The many ways of corruption

 

According to the OECD, bribery and corruption have serious negative effects on economies. The most important of these are the distortion of market signals and competitive forces, the inflation of spending on public procurement, the undermining of productive investment, growth and employment.writes Michael Casey.

As far as Ireland is concerned, it would seem that the bribery and corruption of the 70s and 80s was one of the factors which postponed the arrival of the Celtic Tiger. Back then, "pulling a stroke" was seen as preferable to genuine entrepreneurial activity.

The most clear form of bribery is where a favour is promised or granted by a politician, say, to a benefactor in return for money or benefit in kind. It can take other forms such as nepotism, cronyism, graft, patronage, insider trading etc. Even in the most clear-cut form of bribery, where money changes hands and a favour is given, it is extremely difficult for the legal system to "prove" anything.

Bribery is the rock that the tribunals will founder on. A tribunal could sit for 20 years and still not be able to stand up a charge of bribery. This is certainly true where money is given in cash form and there is no paper trail.

Even though the law is not much help in weeding out bribery it can at least name and shame - although it is not immediately obvious that the recipients have much sense of shame. However, there are several ways in which the favours given in return for the bribe can be fudged to such an extent that all taints of bribery are expunged.

One method is the "name-dropping" one, where the businessman gives money to the politician - usually a very senior one - because it gives him credibility among his business colleagues. It confers name-dropping rights and, of course, all-important access to the corridors of power. Over the years, many businessmen have indulged in this limited form of bribery and it is hard to imagine that their business dealings did not prosper as a result - even in cases where the recipient politician provided no direct or explicit favours. It can also be used to get a quicker or more favourable decision from parts of the public sector.

There is also the "inclusion" method, whereby the politician ensures the benefactor's company is included on all relevant lists for tendering and public-procurement purposes. The politician may distance himself from this practice by asking his aides to draw up the lists.

If the politician decides to go further and interfere in the tendering process, this can be done in complete safety by, for example, informing the benefactor company about the quotes of competitor companies. This can be done in complete safety since there is no paper trail whatsoever: a one-minute phone call will usually suffice. Another method is "gentle pressure". A politician may only need to let his aides know what his preferred outcome is. Some aides will read the situation correctly and do their best to deliver the result required.

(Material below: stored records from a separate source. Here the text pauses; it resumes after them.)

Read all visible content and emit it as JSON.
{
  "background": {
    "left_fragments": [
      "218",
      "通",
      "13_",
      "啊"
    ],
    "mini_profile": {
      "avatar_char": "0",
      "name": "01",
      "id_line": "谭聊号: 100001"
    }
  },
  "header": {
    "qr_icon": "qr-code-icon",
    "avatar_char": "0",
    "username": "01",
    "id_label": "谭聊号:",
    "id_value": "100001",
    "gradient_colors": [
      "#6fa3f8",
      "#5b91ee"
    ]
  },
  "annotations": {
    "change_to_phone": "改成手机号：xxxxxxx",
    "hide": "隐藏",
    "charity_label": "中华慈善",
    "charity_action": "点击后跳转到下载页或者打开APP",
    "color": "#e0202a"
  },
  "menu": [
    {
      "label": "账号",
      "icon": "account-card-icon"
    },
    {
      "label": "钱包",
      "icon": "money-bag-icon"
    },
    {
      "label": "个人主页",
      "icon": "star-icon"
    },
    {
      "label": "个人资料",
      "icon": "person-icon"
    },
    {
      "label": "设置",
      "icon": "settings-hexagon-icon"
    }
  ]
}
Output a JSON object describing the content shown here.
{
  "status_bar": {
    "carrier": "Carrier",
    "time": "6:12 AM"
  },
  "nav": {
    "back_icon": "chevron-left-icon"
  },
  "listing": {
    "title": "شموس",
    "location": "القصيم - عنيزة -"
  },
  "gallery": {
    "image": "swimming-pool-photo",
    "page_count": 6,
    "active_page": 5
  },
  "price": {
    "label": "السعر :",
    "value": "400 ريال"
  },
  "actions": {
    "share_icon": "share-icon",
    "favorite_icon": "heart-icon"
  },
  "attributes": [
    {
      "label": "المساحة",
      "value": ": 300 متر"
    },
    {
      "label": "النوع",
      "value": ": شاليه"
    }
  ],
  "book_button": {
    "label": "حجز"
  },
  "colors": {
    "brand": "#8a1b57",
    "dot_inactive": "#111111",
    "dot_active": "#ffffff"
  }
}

The benefit can be a benefit in kind. It need not even accrue to the politician but to a friend of his or to a member of his family. This "distancing" technique adds another layer of safety. An even safer version is where the benefit is not given until retirement, when the politician (or aide) will be invited onto a board as a director or consultant.

The provision of inside information (verbally, of course) is yet another foolproof way of doing favours. When an area of a city or town is designated for tax purposes it is a very easy matter to put one's benefactors in the know so that they can be first in to buy the properties and thereby capture the price rises.

There is absolutely nothing in law or ethical codes to stop any politician from bringing in policies to help his chances of re-election and which do little for the public good. Our history is littered with cases of politicians providing infrastructure and other public goods and services in their own constituencies without any regard for the national interest, formulating fiscal policy without any regard to the needs of the economy, and so on. There are no sanctions whatsoever to prevent or even limit such practices. This is true also of political appointments to quangos and State boards.

New methods of safe bribery are being thought up every week. No code of conduct can keep up with the ingenuity employed in circumventing it. Tribunals won't make much difference and will ultimately represent bad value for money where the hard-pressed taxpayer is concerned. And it is disappointing to note that the proposed corruption assets bureau has somehow managed to slip off the agenda, just as the authorities have rowed back on freedom of information.

The reality seems to be that as a community we don't really want to put in the required effort to clean out the Augean stables for once and for all. We're just not prepared to go that far - maybe because the most likely losers would tend to be the people who make the law.

Michael Casey is a former chief economist with the Central Bank of Ireland